One of those pieces Seascape is above, second from right. Once again I was pleased with how well the fiber art fit with the oils, watercolors, acrylics, and pastels. I also heard many compliments on the quality of the hanging. Twenty-one members participated so there was a wide variety of styles and mediums, but I was willing to accept one-sixth of those positive comments since there were six of us who worked very hard to create a coordinated show. And look at the sight lines that were created! Things moved easily from wall to wall.

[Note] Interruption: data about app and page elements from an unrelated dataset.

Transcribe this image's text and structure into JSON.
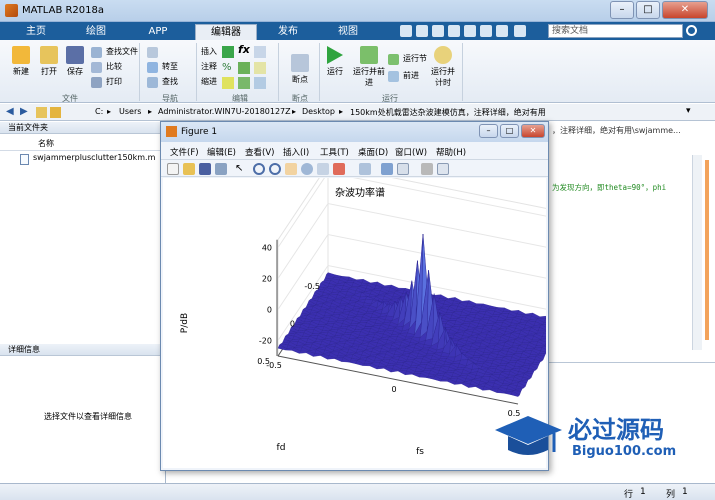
{
  "window": {
    "title": "MATLAB R2018a"
  },
  "tabs": [
    {
      "label": "主页"
    },
    {
      "label": "绘图"
    },
    {
      "label": "APP"
    },
    {
      "label": "编辑器"
    },
    {
      "label": "发布"
    },
    {
      "label": "视图"
    }
  ],
  "search": {
    "placeholder": "搜索文档"
  },
  "ribbon": {
    "file_group": {
      "label": "文件",
      "new": "新建",
      "open": "打开",
      "save": "保存",
      "find_files": "查找文件",
      "compare": "比较",
      "print": "打印"
    },
    "nav_group": {
      "label": "导航",
      "goto": "转至",
      "find": "查找"
    },
    "edit_group": {
      "label": "编辑",
      "insert": "插入",
      "comment": "注释",
      "indent": "缩进"
    },
    "breakpoint_group": {
      "label": "断点",
      "breakpoints": "断点"
    },
    "run_group": {
      "label": "运行",
      "run": "运行",
      "run_advance": "运行并前进",
      "run_section": "运行节",
      "advance": "前进",
      "run_time": "运行并计时"
    }
  },
  "address": {
    "segments": [
      "C:",
      "Users",
      "Administrator.WIN7U-20180127Z",
      "Desktop",
      "150km处机载雷达杂波建模仿真，注释详细，绝对有用"
    ]
  },
  "current_folder": {
    "header": "当前文件夹",
    "column": "名称",
    "files": [
      "swjammerplusclutter150km.m"
    ]
  },
  "details": {
    "header": "详细信息",
    "message": "选择文件以查看详细信息"
  },
  "editor_right": {
    "line1": "，注释详细，绝对有用\\swjamme...",
    "line2": "为发现方向，即theta=90°，phi"
  },
  "status": {
    "row_label": "行",
    "row": "1",
    "col_label": "列",
    "col": "1"
  },
  "figure": {
    "title": "Figure 1",
    "menu": [
      "文件(F)",
      "编辑(E)",
      "查看(V)",
      "插入(I)",
      "工具(T)",
      "桌面(D)",
      "窗口(W)",
      "帮助(H)"
    ]
  },
  "chart_data": {
    "type": "surface",
    "title": "杂波功率谱",
    "xlabel": "fs",
    "ylabel": "fd",
    "zlabel": "P/dB",
    "xlim": [
      -0.5,
      0.5
    ],
    "ylim": [
      -0.5,
      0.5
    ],
    "zlim": [
      -30,
      45
    ],
    "x_ticks": [
      -0.5,
      0,
      0.5
    ],
    "y_ticks": [
      -0.5,
      0,
      0.5
    ],
    "z_ticks": [
      -20,
      0,
      20,
      40
    ],
    "floor_level": -25,
    "ridge": {
      "description_direction": "fd = fs",
      "peak": 40,
      "peak_at": [
        0,
        0
      ]
    },
    "colors": {
      "low": "#3b2fb0",
      "high": "#ffffff",
      "mid": "#5b73e0"
    }
  },
  "watermark": {
    "text": "必过源码",
    "url": "Biguo100.com"
  }
}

Here's a bigger view of the downstairs gallery from one perspective:
On another wall the very strong, very large piece by Jane Coder connects with Ethel Hills' and Ted Leigh's small collages:
So the six of us managed to create another work of art by committee. 

And here is a quieter wall with another of my pieces In Possibility on the far right.

Upstairs were more walls to fill, where my piece Dancing with Shadows paired nicely with one of Anika Savage's

And we had plenty of space to give some of the many small pieces our members created some breathing room:

As all exhibits must, this show comes down this afternoon. 

Friday, August 19, 2016

My Favorite Color

Cardinal Flower

Usually I just let these photos speak for themselves but there is a story behind this one. I have always loved cardinal flowers and found what I thought was the perfect spot for one when we moved to our new house. The backyard gets wetter as the tiers get closer to the pond and cardinal flowers love moist earth so I planted one. It didn't grow much the first year--as a matter of fact, it didn't grow at all, but it didn't die. It just sat there all summer but somehow over the winter it gave up and I declared it dead in the spring. 

While visiting a local plant farm, I could not resist the cardinal flower again. But when I got home and looked around, my original choice still looked like the best spot. So I decided not to learn from experience and planted it right there. What seemed to be a foolish decision was rewarded with a plant that grew two feet high and produced three catch-your-eye flower heads that give focus to all the wild vegetation around them. 

If something doesn't work out the first time, that alone does not mean it will not work if you try again. This will be helpful as I embark on yet another new experiment in fiber.